But then, Tony bit off more than he could chew, and liked the taste. He started shooting up rival gangs and running his mouth in front of everyone. He stole his boss’ woman. The more Lovo told him to shut up, the more he pushed. A teenager gone awry.

Eventually, what had to happen did. Tony got too big. Lovo had do something, but before he could finish the job, Tony killed him. The old general was swallowed up and spit back out by the new king. It was a new day.

I’m starting to get this feeling that Boston might be on their way out; those little gnats, the Heat, a group of guys that even former Miami guard Carlos Arroyo admits have been obsessed with Boston all season long, have taken a few swings at the Celtics, and dizzied them up. They believe now. They believe it’s their time. Game 1 only reinforced it.

It’s like the Heat sensed something was amiss with the Celtics. Teams cheered when Kendrick Perkins was traded. Did the Heat? If Arroyo is right at all, after that trade, they probably all gathered for a celebratory night out with Pat Riley. When teams like Chicago and Derrick Rose started pounding Boston on national television, going right at Kevin Garnett, everyone on Miami probably started looking around with raised eyebrows. Then, Tony Allen turned up halfway across the country doing the most Celtic-like things for another team, and Miami was convinced. We got these dudes. So they went out in their final regular-season matchup and swung for the fences. The Celtics’ success took a shot at them, and it connected. Big time. After that game, a switch went on in Miami’s head: “Oh my God. If we play frenetic defense, run at every possible opportunity and completely disregard Boston’s old physical mojo, they will wilt.” They did it again on Sunday afternoon. Tony had shot down Lovo.

Miami is snowballing straight at the heart of Boston. For the Celtics, they have to make a stand now, tonight. Miami is brimming with confidence, and the more blowout wins they get, the more likely they will forget that they still don’t have a clue what to do in a close game and that they still field a lineup that includes guys you wouldn’t even sub in during a video game. Dwyane Wade went out on Sunday looking to show the Celtics couldn’t hold them down. He needed to forget about four regular-season games that saw him shoot 28 percent and average 12.8 points. He impressed even himself, scoring 38 points, frustrating Paul Pierce to an early exit, and Ray Allen and whomever else tried to guard him.

Then there’s that guy LeBron.
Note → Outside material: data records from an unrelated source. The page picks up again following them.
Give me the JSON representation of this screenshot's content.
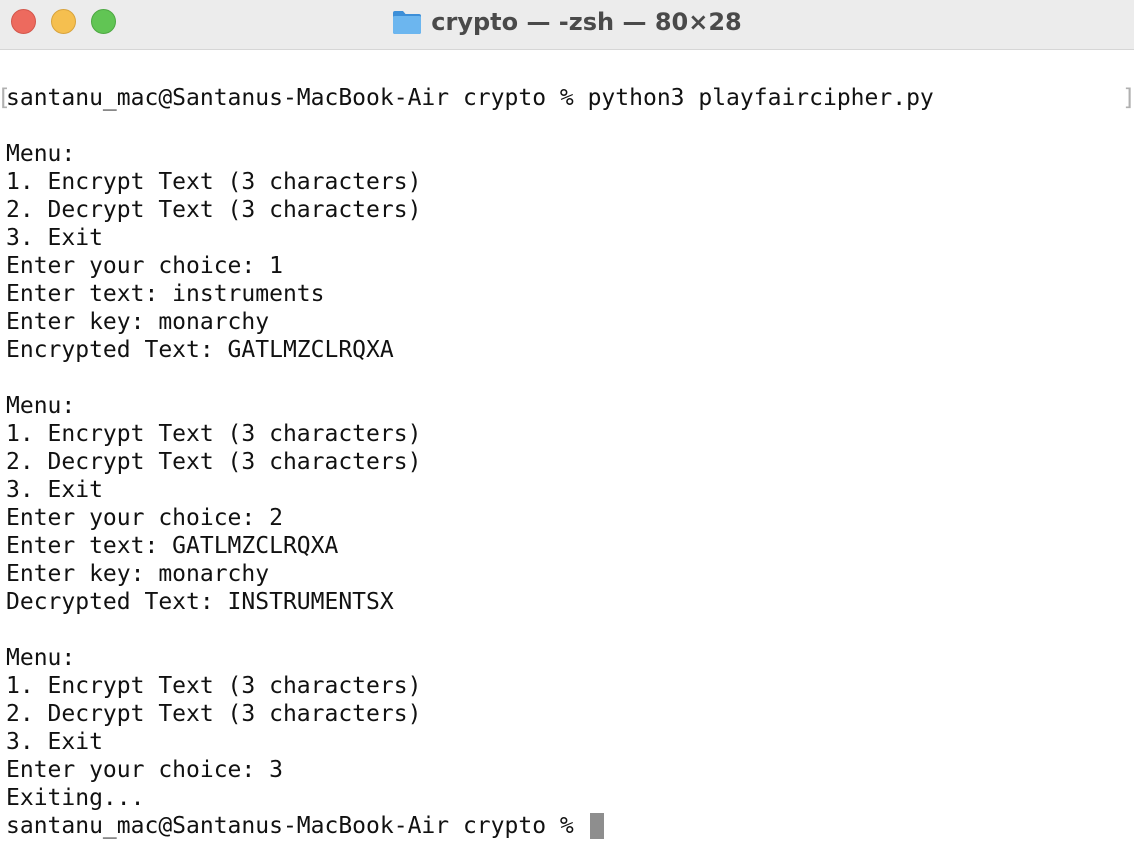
{
  "window": {
    "title": "crypto — -zsh — 80×28",
    "folder_icon": "folder-icon",
    "controls": {
      "close": "close-icon",
      "minimize": "minimize-icon",
      "zoom": "zoom-icon"
    },
    "colors": {
      "close": "#ed6a5e",
      "minimize": "#f5bf4f",
      "zoom": "#61c554",
      "folder": "#5aa9e6"
    }
  },
  "terminal": {
    "bracket_left": "[",
    "bracket_right": "]",
    "lines": [
      "santanu_mac@Santanus-MacBook-Air crypto % python3 playfaircipher.py",
      "",
      "Menu:",
      "1. Encrypt Text (3 characters)",
      "2. Decrypt Text (3 characters)",
      "3. Exit",
      "Enter your choice: 1",
      "Enter text: instruments",
      "Enter key: monarchy",
      "Encrypted Text: GATLMZCLRQXA",
      "",
      "Menu:",
      "1. Encrypt Text (3 characters)",
      "2. Decrypt Text (3 characters)",
      "3. Exit",
      "Enter your choice: 2",
      "Enter text: GATLMZCLRQXA",
      "Enter key: monarchy",
      "Decrypted Text: INSTRUMENTSX",
      "",
      "Menu:",
      "1. Encrypt Text (3 characters)",
      "2. Decrypt Text (3 characters)",
      "3. Exit",
      "Enter your choice: 3",
      "Exiting...",
      "santanu_mac@Santanus-MacBook-Air crypto % "
    ]
  }
}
The guy who said this series would be personal. He didn’t make Game 1 personal, only because he didn’t have to. But he’s the ultimate checkmate, the ace in the hole. When you have the single most talented player in the world, and he ain’t even your leading character, you have it good.

This is different than L.A. or Chicago losing Game 1. No one is afraid of Atlanta or Dallas, least of all the Lakers and the Bulls. They could lose, but the threat just isn’t the same. Miami is a different animal, hated for most of this year not just because of what they are and what they represent, but of what they have the chance to be. Boston never saw them as a threat, figured their experience would overwhelm them. This is our blueprint, they thought. No one else is gonna steal our blueprint and beat us at our own game.
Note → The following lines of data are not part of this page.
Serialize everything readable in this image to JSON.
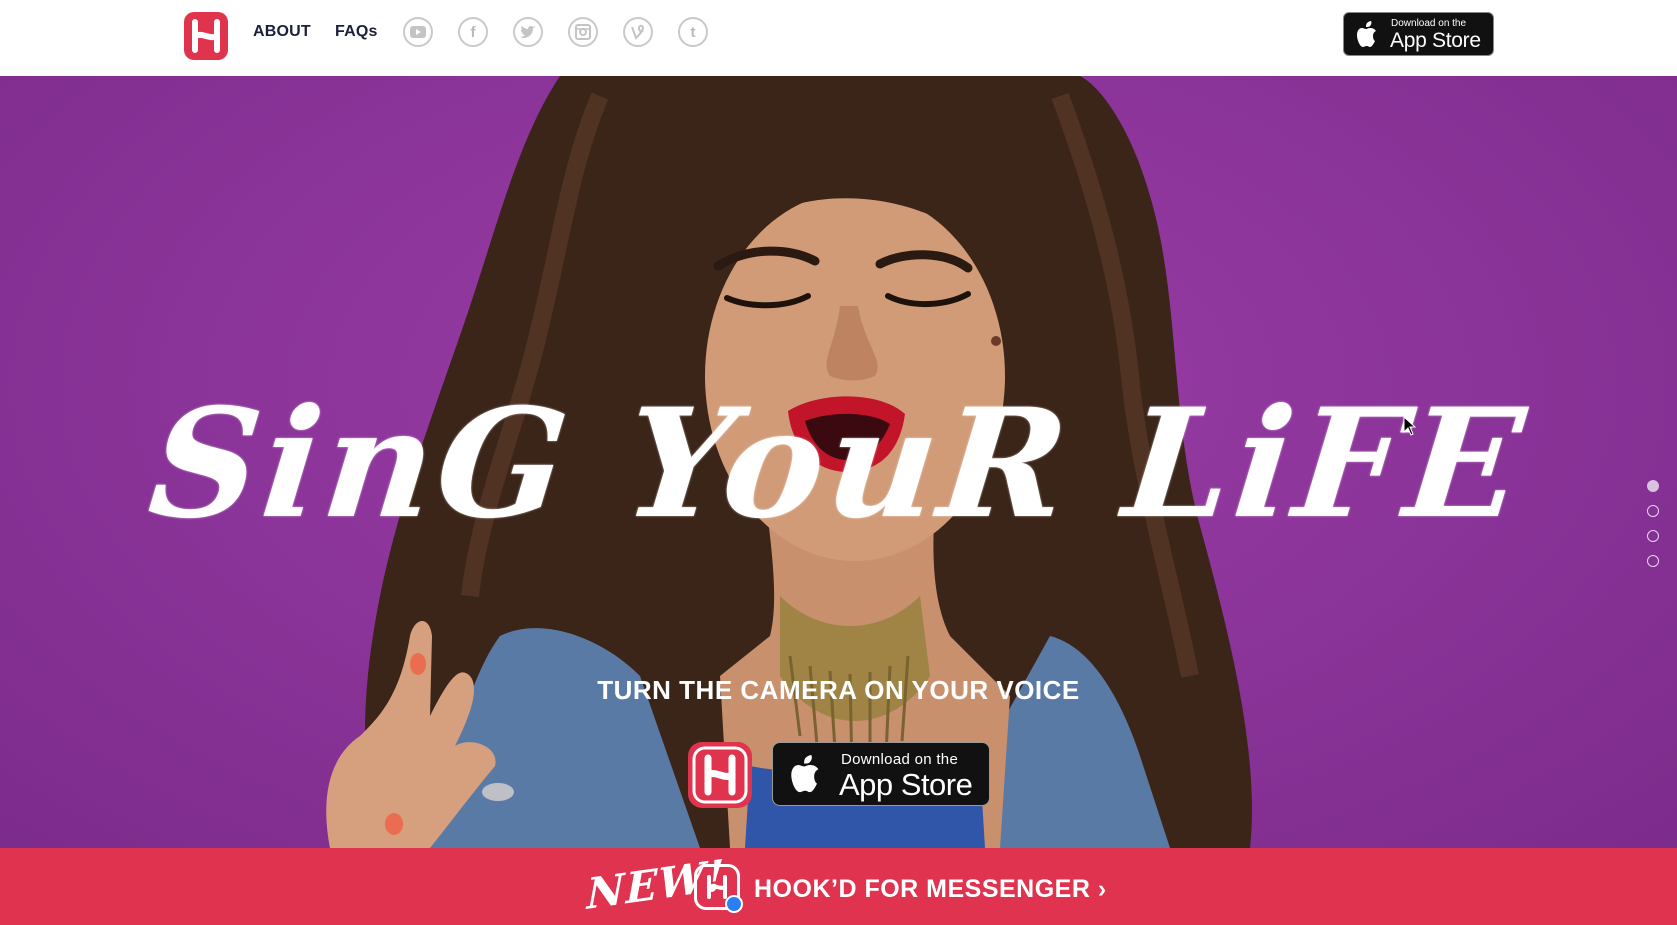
{
  "header": {
    "logo_icon": "hookd-logo-icon",
    "nav": {
      "about_label": "ABOUT",
      "faqs_label": "FAQs"
    },
    "social": [
      {
        "name": "youtube-icon",
        "glyph": "▶"
      },
      {
        "name": "facebook-icon",
        "glyph": "f"
      },
      {
        "name": "twitter-icon",
        "glyph": "t"
      },
      {
        "name": "instagram-icon",
        "glyph": "◘"
      },
      {
        "name": "vine-icon",
        "glyph": "v"
      },
      {
        "name": "tumblr-icon",
        "glyph": "t"
      }
    ],
    "appstore": {
      "line1": "Download on the",
      "line2": "App Store"
    }
  },
  "hero": {
    "headline": "SinG YouR LiFE",
    "subhead": "TURN THE CAMERA ON YOUR VOICE",
    "appstore": {
      "line1": "Download on the",
      "line2": "App Store"
    },
    "slide_dots": 4,
    "active_slide": 1
  },
  "banner": {
    "new_label": "NEW!",
    "text": "HOOK’D FOR MESSENGER ›"
  },
  "colors": {
    "brand_red": "#e0344e",
    "hero_purple": "#8a3398",
    "nav_text": "#1a1f3a"
  }
}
But Miami has, and they are becoming increasingly comfortable ripping and pricking the Celtics until the old guard collapses. They are coming of age, shedding the labels of the summer and fall to become one of the most ferocious defensive teams we’ve seen in the last few years. Wade has had enough of the Celtics. He wants to beat them. James has had enough of them. He needs to beat them.

Still, the Celtics are good at this. They revel in the doubt. It makes them stronger. Their best players have all fought off doubts and injury and father time and haters to make it this far. They can talk the game about how Miami was too physical and was taking cheap shots in Game 1. But now it’s their turn to respond.
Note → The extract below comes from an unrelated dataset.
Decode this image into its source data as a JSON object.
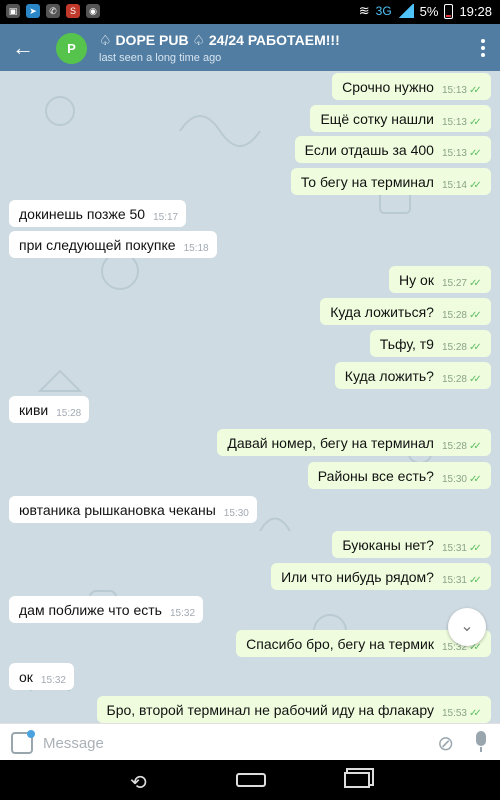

When will Rajon Rondo say “screw it, Mike Bibby IS NOT checking me?” When will Garnett decide he won’t Chris Bosh allow into the paint on his watch? When will Jeff Green wake up? When will Doc Rivers one-up “ubuntu?” When – will? – the Celtics stop this freight train before it’s too late?

Tonight has to be Lovo’s night. He has to take a shot and pray that it connects. If not, his control of Tony is over.

Are you convinced Miami is now the better team? Or will Boston find a way to beat them?

Follow Sean on Twitter at @SEANesweeney.

Follow Dime on Twitter at @DimeMag.

Become a fan of Dime Magazine on Facebook HERE.